Rita Levi-Montalcini — Italian Scientist born on April 22, 1909, died on December 30, 2012

Rita Levi-Montalcini OMRI OMCA was an Italian Nobel Laureate honored for her work in neurobiology. She was awarded the 1986 Nobel Prize in Physiology or Medicine jointly with colleague Stanley Cohen for the discovery of nerve growth factor. From 2001 until her death, she also served in the Italian Senate as a Senator for Life... (wikipedia)

At 20, I realized that I could not possibly adjust to a feminine role as conceived by my father and asked him permission to engage in a professional career. In eight months I filled my gaps in Latin, Greek and mathematics, graduated from high school, and entered medical school in Turin.
The four of us enjoyed a most wonderful family atmosphere filled with love and reciprocal devotion. Both parents were highly cultured and instilled in us their high appreciation of intellectual pursuit. It was, however, a typical Victorian style of life, all decisions being taken by the head of the family, the husband and father.
It is imperfection - not perfection - that is the end result of the program written into that formidably complex engine that is the human brain, and of the influences exerted upon us by the environment and whoever takes care of us during the long years of our physical, psychological and intellectual development.
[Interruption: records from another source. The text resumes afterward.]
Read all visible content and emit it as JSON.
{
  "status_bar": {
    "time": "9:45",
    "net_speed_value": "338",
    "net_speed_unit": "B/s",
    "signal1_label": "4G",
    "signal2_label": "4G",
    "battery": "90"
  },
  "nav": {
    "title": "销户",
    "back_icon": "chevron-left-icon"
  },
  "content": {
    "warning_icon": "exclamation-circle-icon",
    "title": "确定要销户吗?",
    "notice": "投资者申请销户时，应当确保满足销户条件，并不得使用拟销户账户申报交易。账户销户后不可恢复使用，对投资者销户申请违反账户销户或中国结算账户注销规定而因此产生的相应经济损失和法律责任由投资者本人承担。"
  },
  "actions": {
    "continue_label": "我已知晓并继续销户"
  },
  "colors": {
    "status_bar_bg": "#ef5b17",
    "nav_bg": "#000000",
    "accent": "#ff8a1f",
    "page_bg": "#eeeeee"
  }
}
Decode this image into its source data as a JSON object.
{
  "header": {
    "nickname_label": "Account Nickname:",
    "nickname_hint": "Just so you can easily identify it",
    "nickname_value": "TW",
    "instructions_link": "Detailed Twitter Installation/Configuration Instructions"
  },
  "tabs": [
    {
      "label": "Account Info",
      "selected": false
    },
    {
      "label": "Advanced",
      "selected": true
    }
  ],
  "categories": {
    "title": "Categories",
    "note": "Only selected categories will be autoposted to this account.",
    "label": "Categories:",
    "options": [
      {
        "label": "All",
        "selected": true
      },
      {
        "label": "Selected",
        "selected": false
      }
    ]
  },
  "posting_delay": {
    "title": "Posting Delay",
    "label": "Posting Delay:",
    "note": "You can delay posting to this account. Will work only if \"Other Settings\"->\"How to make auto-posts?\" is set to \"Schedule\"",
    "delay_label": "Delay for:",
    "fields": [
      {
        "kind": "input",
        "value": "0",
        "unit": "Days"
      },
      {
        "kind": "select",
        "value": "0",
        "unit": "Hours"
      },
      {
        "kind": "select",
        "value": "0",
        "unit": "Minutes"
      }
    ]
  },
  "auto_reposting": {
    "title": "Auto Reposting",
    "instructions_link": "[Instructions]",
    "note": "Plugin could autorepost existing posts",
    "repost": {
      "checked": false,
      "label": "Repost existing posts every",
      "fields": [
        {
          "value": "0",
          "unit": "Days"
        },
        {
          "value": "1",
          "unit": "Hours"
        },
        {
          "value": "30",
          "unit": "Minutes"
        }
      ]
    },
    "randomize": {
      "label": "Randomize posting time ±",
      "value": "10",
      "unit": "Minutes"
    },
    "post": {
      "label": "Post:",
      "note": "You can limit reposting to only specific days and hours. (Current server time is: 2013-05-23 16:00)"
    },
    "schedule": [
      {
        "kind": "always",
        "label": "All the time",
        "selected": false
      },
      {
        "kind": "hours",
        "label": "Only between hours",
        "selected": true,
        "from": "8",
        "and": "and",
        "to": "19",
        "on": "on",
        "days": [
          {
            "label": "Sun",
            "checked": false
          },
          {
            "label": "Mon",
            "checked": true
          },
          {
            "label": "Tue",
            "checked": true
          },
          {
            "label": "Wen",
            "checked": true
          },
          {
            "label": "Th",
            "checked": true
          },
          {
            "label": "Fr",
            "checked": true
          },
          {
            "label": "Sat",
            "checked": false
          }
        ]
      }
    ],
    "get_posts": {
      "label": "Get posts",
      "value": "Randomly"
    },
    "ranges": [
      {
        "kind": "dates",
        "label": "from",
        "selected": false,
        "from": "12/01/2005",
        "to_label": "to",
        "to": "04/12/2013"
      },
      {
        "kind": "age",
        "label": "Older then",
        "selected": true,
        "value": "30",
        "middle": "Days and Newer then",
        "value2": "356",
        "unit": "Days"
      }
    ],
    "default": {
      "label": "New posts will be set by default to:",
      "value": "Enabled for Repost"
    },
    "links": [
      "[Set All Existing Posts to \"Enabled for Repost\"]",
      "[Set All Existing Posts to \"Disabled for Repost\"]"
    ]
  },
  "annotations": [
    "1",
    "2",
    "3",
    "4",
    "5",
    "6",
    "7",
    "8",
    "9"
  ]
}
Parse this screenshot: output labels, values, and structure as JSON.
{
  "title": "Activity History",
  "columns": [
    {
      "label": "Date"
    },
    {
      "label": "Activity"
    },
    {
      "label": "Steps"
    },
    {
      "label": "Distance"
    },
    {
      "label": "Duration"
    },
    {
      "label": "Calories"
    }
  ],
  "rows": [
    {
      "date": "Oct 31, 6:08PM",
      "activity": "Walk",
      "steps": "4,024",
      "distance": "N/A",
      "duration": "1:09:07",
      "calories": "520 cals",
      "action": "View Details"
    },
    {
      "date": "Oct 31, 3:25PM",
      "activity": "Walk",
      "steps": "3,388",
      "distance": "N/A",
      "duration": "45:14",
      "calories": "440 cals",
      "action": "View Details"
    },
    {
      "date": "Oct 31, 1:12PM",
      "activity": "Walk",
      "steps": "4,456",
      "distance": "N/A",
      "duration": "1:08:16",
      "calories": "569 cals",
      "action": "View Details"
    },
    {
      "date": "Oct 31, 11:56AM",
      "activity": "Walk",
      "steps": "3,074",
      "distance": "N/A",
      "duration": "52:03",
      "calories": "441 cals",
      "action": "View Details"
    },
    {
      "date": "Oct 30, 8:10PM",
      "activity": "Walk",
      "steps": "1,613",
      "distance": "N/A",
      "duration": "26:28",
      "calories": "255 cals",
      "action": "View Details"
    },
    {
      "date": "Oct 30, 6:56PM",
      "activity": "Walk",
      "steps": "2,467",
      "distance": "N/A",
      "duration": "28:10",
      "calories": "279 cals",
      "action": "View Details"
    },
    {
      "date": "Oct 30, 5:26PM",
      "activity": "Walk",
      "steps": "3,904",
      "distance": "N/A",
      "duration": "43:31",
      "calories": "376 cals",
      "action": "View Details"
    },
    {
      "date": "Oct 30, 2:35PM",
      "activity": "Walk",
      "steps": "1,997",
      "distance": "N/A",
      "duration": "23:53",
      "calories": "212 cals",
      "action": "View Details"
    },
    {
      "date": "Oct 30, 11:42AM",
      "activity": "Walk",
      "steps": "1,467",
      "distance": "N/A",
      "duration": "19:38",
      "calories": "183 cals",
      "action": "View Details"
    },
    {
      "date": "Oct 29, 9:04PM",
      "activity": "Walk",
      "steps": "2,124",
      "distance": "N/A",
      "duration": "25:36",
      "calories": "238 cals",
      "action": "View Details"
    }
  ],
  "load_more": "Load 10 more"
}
Progress depends on our brain. The most important part of our brain, that which is neocortical, must be used to help others and not just to make discoveries.
Above all, don't fear difficult moments. The best comes from them.